I was in futile pursuit of the perfect stack to build my new website but the truth is, there is no perfect stack. I figured that the most important thing about building my own website is to make it fun. There were many ways this could’ve gone and I spent a handful of nights determining which road I would travel down. Choices were plenty but there was only one way to settle this if I wanted a website up and running before the end of 2020!
I had briefly used Gatsby before and was satisfied with how quickly you can get something up and running with the framework.
Gatsby is based off ReactJS, a framework I am already familiar with so this was already a huge advantage to me. I ended up choosing a “starter theme” to fast-track creating stylesheets and scaffolding. This is where Lumen comes in. I’ve always been design-orientated and the simplicity of Lumen’s design really stood out to me but the biggest draw was that it was orientated around blog content. I knew that writing blog posts was something I wanted to do and what better way to motivate me than having it be the main spectical of the website.
Lumen partners React with GraphQL through Axios to essentially reserve the need for REST APIs and instead scaffold the data with React. This means I get to spend more time playing around with React.
Not only that but it also came packaged with Netlify CMS which meant that I had a bit of flexibility around creating and publishing posts. The CMS is very beginner-friendly, offering a modern and minimal interface and allowing instantaneous deployments.
No matter what they tell you, it’s very rare that there is a ‘plug and play’ solution to creating a website. This is often down to environment factors or lack of experience with a framework. At some point, you will likely have some unsolicited issue crop up and this is why good documentation is vital to a project. Open source is great for this because of it’s inviting and collaborative nature.
So, what do you do when the documentation isn’t tailored to your particular issue? Well, I turned to the community.
There were a couple issues that cropped up when compiling this repository:
- Order of plugins in
- Customisation of the GraphQL schema
These issues were specific to Lumen and quite obviously pedantic. Luckily, there was some chatter about this on GitHub as others were experiencing something similar and so it didn’t take long to resolve.
I left it to Netlify to handle the live deployment and here you have it, my website is finally out into the wild.
So, now that I’ve got a fully functioning website.

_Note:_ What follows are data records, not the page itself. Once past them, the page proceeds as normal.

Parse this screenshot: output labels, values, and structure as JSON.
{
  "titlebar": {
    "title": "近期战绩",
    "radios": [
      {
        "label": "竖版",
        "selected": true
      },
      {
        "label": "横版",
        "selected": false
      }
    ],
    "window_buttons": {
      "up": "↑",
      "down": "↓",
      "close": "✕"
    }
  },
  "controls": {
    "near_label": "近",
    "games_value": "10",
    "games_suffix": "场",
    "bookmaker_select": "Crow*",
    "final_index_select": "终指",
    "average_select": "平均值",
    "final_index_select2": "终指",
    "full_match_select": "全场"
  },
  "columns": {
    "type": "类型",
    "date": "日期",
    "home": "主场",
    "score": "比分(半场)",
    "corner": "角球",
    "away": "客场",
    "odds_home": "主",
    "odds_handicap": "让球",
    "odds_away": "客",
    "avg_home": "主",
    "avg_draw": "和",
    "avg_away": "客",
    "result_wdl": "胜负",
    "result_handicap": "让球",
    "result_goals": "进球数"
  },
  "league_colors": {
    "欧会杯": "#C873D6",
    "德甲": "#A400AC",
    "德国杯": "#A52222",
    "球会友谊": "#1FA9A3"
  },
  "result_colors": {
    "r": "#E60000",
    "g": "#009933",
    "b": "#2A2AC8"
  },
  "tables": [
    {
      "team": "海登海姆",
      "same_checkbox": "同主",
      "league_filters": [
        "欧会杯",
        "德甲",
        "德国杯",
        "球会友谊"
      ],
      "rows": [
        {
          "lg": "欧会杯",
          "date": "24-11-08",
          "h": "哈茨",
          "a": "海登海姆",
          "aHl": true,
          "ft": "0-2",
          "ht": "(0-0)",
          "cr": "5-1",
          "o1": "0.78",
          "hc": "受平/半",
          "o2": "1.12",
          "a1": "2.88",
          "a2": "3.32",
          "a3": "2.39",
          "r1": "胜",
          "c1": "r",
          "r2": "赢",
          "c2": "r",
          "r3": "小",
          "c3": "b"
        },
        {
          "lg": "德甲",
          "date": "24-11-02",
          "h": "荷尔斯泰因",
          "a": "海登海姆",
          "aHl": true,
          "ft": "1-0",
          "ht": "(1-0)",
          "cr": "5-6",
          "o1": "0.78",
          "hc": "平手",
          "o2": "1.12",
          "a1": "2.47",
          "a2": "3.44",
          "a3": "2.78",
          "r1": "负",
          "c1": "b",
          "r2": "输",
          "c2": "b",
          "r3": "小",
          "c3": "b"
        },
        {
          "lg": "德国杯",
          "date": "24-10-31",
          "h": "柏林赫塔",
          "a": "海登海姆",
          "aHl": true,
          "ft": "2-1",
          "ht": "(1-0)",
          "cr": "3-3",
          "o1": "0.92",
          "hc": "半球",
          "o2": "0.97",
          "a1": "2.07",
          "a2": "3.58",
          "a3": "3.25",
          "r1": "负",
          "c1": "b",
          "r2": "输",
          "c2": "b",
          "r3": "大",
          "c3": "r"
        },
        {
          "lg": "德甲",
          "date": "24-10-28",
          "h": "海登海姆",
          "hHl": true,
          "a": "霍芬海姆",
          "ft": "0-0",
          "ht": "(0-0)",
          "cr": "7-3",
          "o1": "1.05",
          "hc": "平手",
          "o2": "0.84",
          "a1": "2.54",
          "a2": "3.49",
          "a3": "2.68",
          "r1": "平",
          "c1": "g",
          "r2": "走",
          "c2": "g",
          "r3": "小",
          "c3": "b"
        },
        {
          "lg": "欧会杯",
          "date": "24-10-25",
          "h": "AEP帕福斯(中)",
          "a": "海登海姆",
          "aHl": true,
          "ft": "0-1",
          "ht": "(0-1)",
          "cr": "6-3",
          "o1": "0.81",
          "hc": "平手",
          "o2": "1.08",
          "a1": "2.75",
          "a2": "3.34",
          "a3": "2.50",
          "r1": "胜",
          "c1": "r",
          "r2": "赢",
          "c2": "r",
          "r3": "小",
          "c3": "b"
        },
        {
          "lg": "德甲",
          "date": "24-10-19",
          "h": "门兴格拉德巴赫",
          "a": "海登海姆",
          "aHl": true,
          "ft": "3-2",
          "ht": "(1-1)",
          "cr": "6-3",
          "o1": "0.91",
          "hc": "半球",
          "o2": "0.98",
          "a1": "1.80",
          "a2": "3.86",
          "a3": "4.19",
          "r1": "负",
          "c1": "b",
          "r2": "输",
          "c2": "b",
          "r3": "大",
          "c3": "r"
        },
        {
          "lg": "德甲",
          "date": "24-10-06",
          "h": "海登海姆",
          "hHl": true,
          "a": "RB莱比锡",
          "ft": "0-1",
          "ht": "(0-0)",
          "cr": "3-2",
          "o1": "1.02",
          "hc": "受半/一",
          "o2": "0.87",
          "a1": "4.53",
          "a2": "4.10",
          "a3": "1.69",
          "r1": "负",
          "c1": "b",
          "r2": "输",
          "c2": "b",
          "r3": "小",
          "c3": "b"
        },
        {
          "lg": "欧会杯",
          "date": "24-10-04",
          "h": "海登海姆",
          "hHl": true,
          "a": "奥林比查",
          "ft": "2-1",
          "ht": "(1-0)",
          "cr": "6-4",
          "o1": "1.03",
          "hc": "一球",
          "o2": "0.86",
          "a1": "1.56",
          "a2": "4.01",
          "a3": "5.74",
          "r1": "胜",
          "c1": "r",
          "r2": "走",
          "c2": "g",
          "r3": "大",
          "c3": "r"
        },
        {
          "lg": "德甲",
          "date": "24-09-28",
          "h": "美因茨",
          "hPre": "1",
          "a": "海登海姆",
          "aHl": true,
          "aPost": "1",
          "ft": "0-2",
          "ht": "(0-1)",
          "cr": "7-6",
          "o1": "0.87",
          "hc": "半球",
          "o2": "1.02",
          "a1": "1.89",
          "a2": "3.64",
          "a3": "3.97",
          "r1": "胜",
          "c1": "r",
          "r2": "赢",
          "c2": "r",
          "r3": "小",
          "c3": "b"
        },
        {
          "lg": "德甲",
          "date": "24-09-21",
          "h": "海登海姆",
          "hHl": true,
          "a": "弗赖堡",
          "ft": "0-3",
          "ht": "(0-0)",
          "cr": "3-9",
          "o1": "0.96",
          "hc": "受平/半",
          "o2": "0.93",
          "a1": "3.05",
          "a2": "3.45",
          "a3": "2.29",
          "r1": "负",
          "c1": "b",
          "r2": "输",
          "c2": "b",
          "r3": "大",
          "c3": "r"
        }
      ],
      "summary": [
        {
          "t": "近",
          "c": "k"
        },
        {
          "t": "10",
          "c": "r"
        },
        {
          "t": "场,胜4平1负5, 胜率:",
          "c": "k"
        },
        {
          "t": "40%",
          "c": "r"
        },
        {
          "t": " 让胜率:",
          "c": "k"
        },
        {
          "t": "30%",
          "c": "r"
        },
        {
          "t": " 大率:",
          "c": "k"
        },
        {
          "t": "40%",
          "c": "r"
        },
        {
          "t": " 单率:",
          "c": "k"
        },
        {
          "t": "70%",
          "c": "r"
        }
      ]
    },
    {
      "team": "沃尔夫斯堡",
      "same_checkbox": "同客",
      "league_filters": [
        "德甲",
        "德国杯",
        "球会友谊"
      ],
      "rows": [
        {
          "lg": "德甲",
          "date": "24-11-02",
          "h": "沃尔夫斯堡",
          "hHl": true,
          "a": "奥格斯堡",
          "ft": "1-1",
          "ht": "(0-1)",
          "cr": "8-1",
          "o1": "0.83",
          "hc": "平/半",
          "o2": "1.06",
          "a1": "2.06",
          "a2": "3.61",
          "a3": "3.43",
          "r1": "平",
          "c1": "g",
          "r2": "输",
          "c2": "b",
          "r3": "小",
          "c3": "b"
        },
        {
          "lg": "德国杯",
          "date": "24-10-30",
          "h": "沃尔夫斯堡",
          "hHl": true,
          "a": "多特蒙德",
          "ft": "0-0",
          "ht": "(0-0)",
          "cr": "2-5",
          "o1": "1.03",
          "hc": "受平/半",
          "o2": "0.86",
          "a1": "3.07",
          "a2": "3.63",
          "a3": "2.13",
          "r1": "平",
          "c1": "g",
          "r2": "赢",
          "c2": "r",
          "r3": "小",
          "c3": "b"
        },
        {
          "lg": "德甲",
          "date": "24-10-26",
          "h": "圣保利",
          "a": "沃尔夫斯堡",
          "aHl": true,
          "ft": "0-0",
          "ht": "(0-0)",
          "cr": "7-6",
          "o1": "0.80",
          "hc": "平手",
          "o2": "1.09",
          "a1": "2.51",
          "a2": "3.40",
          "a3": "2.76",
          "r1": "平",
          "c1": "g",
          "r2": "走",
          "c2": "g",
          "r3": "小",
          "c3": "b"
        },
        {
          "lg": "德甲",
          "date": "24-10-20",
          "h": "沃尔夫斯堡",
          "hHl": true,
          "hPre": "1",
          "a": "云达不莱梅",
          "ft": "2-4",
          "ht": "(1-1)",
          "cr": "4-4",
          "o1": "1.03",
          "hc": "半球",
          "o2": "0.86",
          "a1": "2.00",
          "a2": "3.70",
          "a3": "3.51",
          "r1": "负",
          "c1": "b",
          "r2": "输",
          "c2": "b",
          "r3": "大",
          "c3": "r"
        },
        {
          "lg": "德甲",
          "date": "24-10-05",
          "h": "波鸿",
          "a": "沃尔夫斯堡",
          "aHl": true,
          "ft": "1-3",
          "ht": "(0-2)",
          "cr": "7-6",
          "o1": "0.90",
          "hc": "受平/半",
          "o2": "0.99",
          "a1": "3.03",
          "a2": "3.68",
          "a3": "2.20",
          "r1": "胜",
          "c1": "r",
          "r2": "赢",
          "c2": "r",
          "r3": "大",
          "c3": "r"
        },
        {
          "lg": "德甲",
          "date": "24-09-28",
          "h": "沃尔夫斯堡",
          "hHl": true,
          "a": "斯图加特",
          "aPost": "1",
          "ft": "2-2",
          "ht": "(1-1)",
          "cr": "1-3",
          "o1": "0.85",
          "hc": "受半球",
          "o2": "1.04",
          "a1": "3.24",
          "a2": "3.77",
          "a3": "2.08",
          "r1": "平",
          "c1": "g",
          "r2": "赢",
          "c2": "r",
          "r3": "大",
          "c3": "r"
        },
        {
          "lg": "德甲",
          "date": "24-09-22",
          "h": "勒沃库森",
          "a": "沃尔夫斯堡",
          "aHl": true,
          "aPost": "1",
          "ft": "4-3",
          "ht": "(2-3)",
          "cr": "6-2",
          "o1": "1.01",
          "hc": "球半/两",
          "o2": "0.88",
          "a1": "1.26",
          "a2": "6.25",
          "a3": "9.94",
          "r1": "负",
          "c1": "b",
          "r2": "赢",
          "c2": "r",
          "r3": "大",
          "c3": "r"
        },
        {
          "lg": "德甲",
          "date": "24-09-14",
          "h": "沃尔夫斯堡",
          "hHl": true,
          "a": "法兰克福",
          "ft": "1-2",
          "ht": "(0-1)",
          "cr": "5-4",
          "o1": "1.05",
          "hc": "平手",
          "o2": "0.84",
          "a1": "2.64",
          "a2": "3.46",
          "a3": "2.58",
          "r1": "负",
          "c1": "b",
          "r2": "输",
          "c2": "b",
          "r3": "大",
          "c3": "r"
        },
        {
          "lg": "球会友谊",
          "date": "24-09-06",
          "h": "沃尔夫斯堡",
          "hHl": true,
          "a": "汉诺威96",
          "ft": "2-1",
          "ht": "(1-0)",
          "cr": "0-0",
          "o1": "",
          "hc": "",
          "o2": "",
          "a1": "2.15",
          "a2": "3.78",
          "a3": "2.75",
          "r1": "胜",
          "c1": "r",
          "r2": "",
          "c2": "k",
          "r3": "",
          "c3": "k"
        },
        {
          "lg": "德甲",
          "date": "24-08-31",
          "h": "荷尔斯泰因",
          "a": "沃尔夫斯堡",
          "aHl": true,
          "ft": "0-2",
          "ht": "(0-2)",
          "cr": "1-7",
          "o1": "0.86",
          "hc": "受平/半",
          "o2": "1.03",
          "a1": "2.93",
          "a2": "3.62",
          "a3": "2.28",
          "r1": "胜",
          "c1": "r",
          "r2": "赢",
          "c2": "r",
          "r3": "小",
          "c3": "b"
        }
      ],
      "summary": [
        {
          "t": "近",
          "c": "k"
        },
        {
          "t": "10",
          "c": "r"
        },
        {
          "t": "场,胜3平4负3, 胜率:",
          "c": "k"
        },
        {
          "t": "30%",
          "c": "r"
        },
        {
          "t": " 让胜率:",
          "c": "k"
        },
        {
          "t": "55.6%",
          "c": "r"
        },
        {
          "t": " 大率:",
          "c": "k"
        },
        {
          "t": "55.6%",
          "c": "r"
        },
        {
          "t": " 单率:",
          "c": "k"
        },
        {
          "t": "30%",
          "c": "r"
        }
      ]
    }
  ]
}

What happens next? Well, there is still a lot to improve here. One of the first tasks is to add a dark/light theme to my website. Pop back soon for a breakdown of how I approached it!